NYI have immature immune systems and have just been colonised with bacteria during their recent delivery. They are therefore prone to infections which are likely to cross barriers, for example between the lungs and blood and blood and meninges. Many NYI infections can be prevented by good hygiene at the time of birth, appropriate umbilical cord care, appropriate eye care, using KMC and avoiding separation of the mother and infant.
Common systemic bacterial infections in young infants include sepsis, pneumonia and meningitis and all these may present alike. Sepsis is a clinical syndrome of systemic illness accompanied by septicaemia (a bacterium in the blood which is normally sterile). It is also called bacteraemia.
The risk factors for sepsis in the NYI are:
The babies born to mothers with these risk factors may be symptomatic or asymptomatic. Both symptomatic and asymptomatic should be treated as having sepsis with IV antibiotics as the risk is so great and the mortality rates are high.
Key fact for providersInfants with sepsis may present in the first few days of life, before they have been discharged or they may go home and be readmitted with sepsis. The management of both groups is the same.
Lethargic, decreased movement
Axillary temperature 37.5°C or above (or feels hot to touch) or temperature < 35.5°C
Signs of respiratory distress in the newborn and in the YI: Grunting, nasal flaring, fast breathing, chest in drawing, crepitation’s in the lungs
Umbilical redness extending to the periumbilical skin or umbilicus draining pus
Look for these risk factors and do a sepsis screen. If the sepsis screen is negative and the infant remains asymptomatic, antibiotics may be discontinued after five days
WBC: < 5000 or > 20,000 cells/mcl (age >72 hrs)
Lumbar puncture if available, before IV antibiotics
Blood culture, if available, before IV antibiotics
Urine culture if available, before IV antibiotics
|Inj. Penicillin or||50,000 IU/kg||< 7 days:

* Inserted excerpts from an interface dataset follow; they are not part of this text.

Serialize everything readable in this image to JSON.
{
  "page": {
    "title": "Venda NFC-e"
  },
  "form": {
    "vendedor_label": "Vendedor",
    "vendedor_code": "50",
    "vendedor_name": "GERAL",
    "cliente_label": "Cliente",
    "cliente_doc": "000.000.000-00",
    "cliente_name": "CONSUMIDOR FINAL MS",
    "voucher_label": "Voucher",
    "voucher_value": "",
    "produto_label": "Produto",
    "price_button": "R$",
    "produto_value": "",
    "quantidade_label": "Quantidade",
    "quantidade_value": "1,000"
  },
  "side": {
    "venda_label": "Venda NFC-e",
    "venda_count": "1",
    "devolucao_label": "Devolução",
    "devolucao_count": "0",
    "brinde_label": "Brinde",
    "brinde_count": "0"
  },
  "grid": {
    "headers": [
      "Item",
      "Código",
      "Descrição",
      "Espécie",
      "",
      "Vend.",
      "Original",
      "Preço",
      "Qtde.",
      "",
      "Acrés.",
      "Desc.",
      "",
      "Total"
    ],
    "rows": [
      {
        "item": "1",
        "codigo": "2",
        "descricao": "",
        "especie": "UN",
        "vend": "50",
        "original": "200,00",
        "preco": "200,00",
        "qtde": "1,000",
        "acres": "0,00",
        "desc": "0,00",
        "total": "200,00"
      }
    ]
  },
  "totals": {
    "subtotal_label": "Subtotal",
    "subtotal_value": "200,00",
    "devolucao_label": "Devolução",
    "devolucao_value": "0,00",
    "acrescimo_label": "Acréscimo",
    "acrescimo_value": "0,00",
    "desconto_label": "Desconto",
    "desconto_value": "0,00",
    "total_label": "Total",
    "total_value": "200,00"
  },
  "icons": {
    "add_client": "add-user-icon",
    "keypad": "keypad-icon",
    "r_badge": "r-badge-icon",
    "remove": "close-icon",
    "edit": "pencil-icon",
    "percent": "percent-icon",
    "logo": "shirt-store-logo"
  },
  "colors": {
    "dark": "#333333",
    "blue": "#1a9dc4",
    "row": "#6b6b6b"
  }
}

|> 7 days:
|Inj. Gentamicin||LBW 3mg/kg/dose Term 5mg/kg/dose||< 7 days:
|> 7 days:
Key fact for providers - Supportive care for NYI with sepsis